Almost anyone will tell you, it’s important to have “an open mind.” We all know the feeling of shame when something we thought was right wasn’t. At an early age, we learn the importance of care with things we think to be certain. At that same early age, in a related way, we learn about the importance of public discourse being open and honest.
The very people who tend to value this openness the most tend towards liberalism as a political philosophy for the very reason that liberalism, most of the time, is willing to go the extra mile for comity, doubt, and toleration. Combine that with the circumstances of the late 80s and early 90s where liberalism was dominated by an intellectual elite but at the same time had lost three presidential elections, including one involving a sitting president and one involving the loss of a 20 point late summer lead.
So, it’s not a shock that a guy like Michael Kinsley got famous by being contrarian. Obviously, at the time he got famous, someone needed to be a bit contrarian for liberalism. And combined with the likes of Bill Gates and the cult of elitism that grew up around him, it’s no surprise that the online site they founded, Slate, would be like this.
But this isn’t 1990. In fact, since then, Democrats have won the popular vote in every presidential election except one, 2004, which was one of the closest run elections that a sitting president has survived. Democrats even won off-year elections in 1998 and 2006. It’s fair to say that much of what was wrong with liberals in the Reagan-Bush era has passed and, except for a stolen election and then 9/11 and its effects, the party has been ascendant since then.
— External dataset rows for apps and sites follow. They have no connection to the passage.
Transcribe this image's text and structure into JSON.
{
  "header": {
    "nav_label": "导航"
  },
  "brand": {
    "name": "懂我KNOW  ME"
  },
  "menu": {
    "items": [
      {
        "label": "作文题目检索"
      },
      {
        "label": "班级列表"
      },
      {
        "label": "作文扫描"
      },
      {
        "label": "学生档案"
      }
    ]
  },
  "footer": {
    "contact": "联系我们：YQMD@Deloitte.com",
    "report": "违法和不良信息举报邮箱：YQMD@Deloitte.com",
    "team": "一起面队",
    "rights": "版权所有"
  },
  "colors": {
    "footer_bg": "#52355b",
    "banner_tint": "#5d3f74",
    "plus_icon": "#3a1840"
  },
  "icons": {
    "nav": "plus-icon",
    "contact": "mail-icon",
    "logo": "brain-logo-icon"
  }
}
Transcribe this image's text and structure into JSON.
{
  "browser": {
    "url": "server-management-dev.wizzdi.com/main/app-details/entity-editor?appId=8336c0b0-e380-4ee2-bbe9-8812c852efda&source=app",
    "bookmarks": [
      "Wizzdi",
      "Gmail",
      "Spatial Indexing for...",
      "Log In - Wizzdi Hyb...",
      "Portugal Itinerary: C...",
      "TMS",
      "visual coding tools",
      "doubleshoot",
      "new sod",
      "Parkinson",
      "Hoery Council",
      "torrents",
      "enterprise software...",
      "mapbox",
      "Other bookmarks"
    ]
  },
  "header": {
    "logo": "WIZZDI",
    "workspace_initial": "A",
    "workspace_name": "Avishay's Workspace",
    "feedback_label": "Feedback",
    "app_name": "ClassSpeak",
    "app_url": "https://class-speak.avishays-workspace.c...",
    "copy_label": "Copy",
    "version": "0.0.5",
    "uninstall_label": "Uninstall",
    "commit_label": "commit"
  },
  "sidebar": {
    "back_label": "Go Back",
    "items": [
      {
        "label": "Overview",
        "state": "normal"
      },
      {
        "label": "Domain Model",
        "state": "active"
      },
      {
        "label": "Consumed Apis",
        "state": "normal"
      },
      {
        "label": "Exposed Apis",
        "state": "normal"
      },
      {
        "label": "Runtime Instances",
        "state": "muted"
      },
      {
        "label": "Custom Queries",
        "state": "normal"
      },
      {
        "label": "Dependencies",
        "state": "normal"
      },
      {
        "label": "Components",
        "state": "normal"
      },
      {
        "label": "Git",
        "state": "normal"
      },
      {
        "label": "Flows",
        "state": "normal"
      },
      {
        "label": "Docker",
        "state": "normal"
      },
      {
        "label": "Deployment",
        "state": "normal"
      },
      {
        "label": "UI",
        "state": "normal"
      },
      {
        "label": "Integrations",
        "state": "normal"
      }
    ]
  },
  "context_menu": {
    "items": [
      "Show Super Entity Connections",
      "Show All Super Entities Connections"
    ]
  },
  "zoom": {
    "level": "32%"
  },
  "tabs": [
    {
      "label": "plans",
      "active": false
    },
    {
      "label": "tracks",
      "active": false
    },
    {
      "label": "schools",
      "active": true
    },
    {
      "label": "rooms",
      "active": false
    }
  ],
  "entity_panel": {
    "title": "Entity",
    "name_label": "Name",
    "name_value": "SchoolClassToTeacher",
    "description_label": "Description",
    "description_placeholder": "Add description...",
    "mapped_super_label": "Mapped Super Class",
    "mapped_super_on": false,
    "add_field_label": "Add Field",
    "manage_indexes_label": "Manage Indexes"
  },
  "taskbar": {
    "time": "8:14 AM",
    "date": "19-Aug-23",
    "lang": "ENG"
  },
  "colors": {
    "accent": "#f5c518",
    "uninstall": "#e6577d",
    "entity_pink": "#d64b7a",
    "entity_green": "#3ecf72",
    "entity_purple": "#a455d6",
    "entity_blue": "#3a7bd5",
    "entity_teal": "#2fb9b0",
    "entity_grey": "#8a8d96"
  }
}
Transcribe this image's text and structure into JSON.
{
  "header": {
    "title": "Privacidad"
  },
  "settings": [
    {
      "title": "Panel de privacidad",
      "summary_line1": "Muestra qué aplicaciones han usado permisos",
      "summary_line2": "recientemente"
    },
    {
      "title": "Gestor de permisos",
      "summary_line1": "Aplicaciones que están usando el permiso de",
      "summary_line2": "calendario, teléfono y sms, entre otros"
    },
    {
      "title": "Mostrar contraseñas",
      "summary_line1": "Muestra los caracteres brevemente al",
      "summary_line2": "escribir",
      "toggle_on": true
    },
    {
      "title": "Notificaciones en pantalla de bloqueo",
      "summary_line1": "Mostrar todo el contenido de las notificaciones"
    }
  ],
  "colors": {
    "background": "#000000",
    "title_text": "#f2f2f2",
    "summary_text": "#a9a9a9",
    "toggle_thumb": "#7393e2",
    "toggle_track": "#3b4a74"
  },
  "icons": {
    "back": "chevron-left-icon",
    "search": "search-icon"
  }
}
But there’s no doubt that polarization has increased since then. And this is the other side of the coin, here. Not only do liberals need less second guessing, it’s increasingly difficult to take any second guessing as coming in good faith.
Take for example, Social Security doomsaying. It can sound pretty bad and then you realize the people saying it’s bad don’t want it anyway. How can less workers support so many more retired people, they ask? The answer simply depends on our values. But reducing benefits might actually turn out to hurt the economy and thereby hurt the ability to fund the program. It’s not an easy answer.
It’s to the point that whenever I read a non-fiction book, I try to find out about the author. Is this ad hominem and fallacious reasoning? I’m afraid it isn’t. Arguments are only as good as the truth of their premises, no matter how logically valid they may be. I cannot know everything; I must rely on reliable sources.
This isn’t to say that I could never believe someone because they are politically right-wing, but if the book they write magically comes to the conclusion that global warming is a hoax, you can believe I won’t buy it hook line and sinker..
And so I think this is the other side of the coin. That there has to be an awful lot of skepticism associated with the second-guess agenda for the most part. Is it coming from someone trying to hurt the agenda that furthers our values, or from one who is willing to go to counter-productively radical ends to do so?
Then there’s the overall fact that Slate really isn’t a hotbed of actual expertise. We don’t get a transit administrator writing about the transit strike, we get a pinhead who has never worked in anything other than the media. He’s trying to arrogate to himself a polymath authority of everything, along with most others.
The trouble with such folks is that they really don’t understand the difficulties of implementation in a complex world, or, complexity at all for that matter. They think that people saying something is complex is really lazy or missing the broader point.
So, I’m trying to have an open mind about keeping an open mind, but between dilettantes and those with political agendas, it’s hard to see the need for this kind of thing at all.